When the algorithm runs on the set of data points, it starts with the first and last points in the data set and automatically marks these as to-be-saved. It then considers the points between the first and last points; the data points will be continually divided until a line segment within the allowable error limit is obtained; this point will then be marked as to-be-saved. The algorithm will then run again for any points between the first point and the new point as well as any points between the new point and the last point.
The curve-based algorithm is run first on Latitude vs. Longitude and then on Speed vs. Time. The curve algorithm is run on speed values between the to-be-saved points predetermined by running the curve on position.
Based on the curve reduction method and the chosen allowed error values, the requirement is that the data between two saved GPS points will be acceptably linear in both position and speed.
When the curve algorithm is run on the data is dependent on several factors, which are listed below:

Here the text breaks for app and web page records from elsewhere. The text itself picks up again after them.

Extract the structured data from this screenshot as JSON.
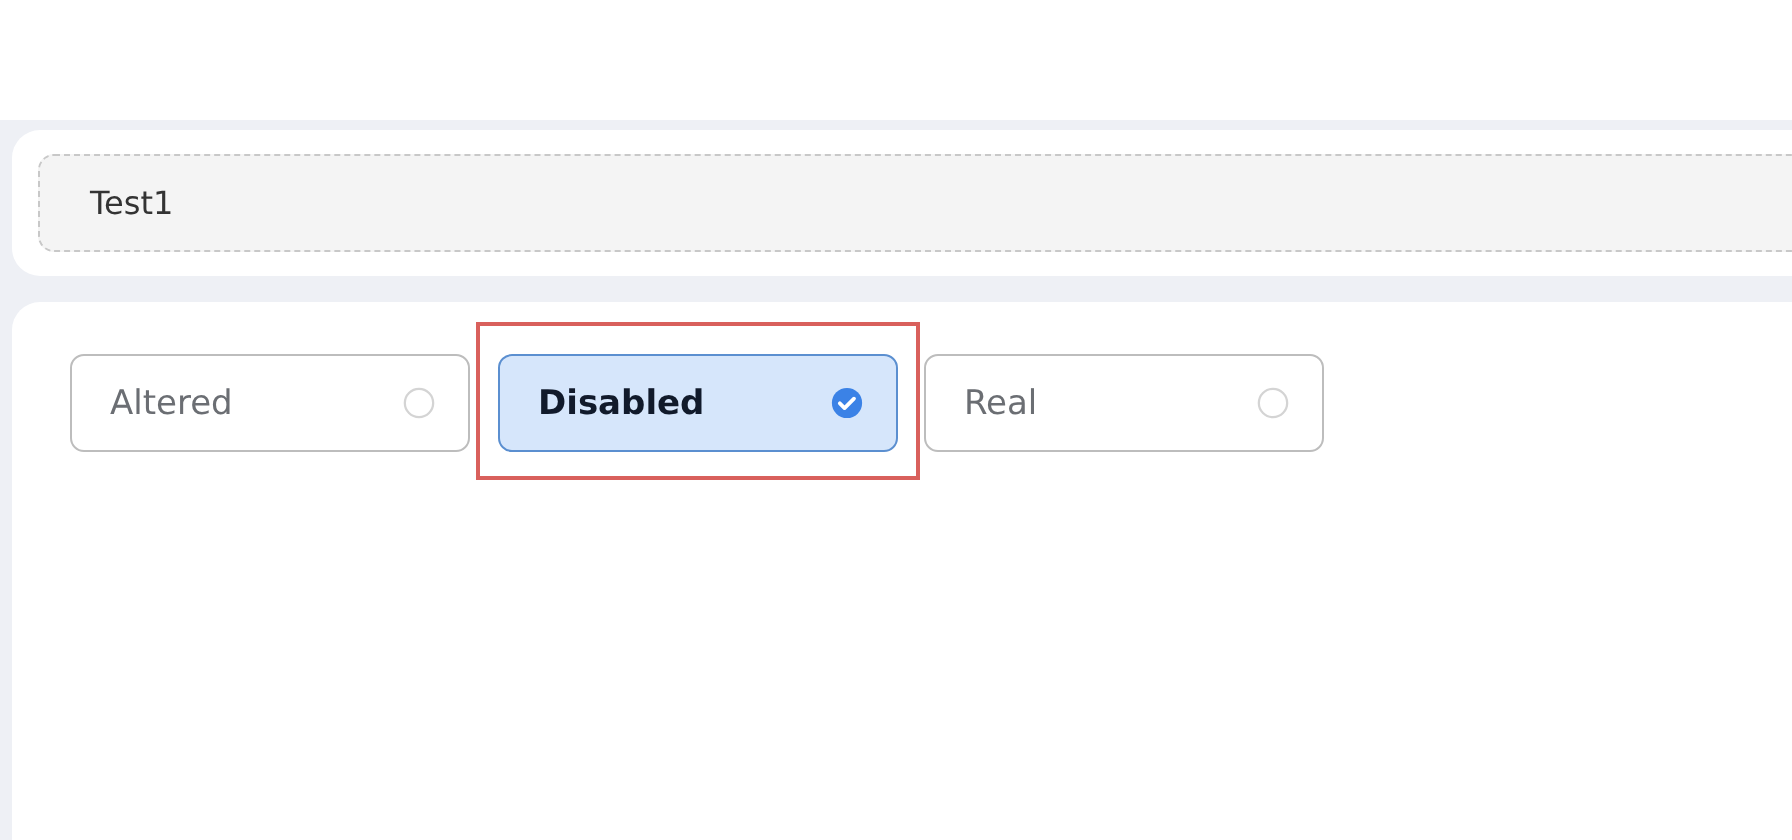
{
  "field": {
    "value": "Test1"
  },
  "options": [
    {
      "label": "Altered",
      "selected": false,
      "highlighted": false
    },
    {
      "label": "Disabled",
      "selected": true,
      "highlighted": true
    },
    {
      "label": "Real",
      "selected": false,
      "highlighted": false
    }
  ]
}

- The curve buffer becomes full.
- The actual position of the GO device differed excessively from the predicted position of the GO device.
- Another event triggered the running of the curve.
Below is a list of parameters which utilize the curve algorithm for data logging.
Fault and status data logging – Curve logging on engine data
Where appropriate engine data is logged using the curve-based algorithm. The following is a list of the engine data now logged using the curve-based logic:
- Battery Temperature
- Brake Lining Remaining
- Brake Temperature
- Cab Interior Temperature
- Charge State
- Coolant Level
- Coolant Temperature
- Cruise High Speed Limit
- Engine Cooling Fan Speed
- Engine Oil Level
- Engine Oil Life Remaining
- Engine Oil Pressure
- Engine Oil Temperature
- Engine Speed
- Fuel Alcohol Composition
- Fuel Filter Life Remaining
- Fuel Level
- Maximum Road Speed Limit
- Outside Temperature
- Starter Brush Life Remaining
- Starter Current
- Tire Pressure
- Transmission Oil Level
- Transmission Oil Temperature
- Washer Fluid Level
Vehicles will not necessarily return all of the above information; the list is based on all the supported engine protocols.
Total fuel used
Total Fuel Used is generic status data. No matter how fuel information is received from a particular vehicle, be it OBD2, J1708, J1939 or another diagnostic standard, a generic Total Fuel Used record will be saved after ignition off. An additional record, Device Total Idle Fuel Used, which is the fuel used while road speed is 0, is also saved on ignition off.
Device Total Fuel Used (Telematics Device Code 2187) and Device Total Idle Fuel Used (Telematics Device Code 2188) are the parameters used to track fuel consumption.
Seat belt and odometer
Seat belt and odometer requests are proprietary on most passenger cars. It is GEOTAB’s goal to support seat belt and odometer across all the major vehicle manufacturers. If you are unable to obtain seatbelt or odometer requests for your vehicle, please contact GEOTAB Support.
You can query the percentage of seat belt, odometer and other engine based data is supported for different vehicle types via MyAdmin.
Seat belt use is logged on status change: a value of 1 represents the seat belt unbuckled, while a value of 0 represents the seat belt buckled. Odometer is logged both on ignition on and ignition off.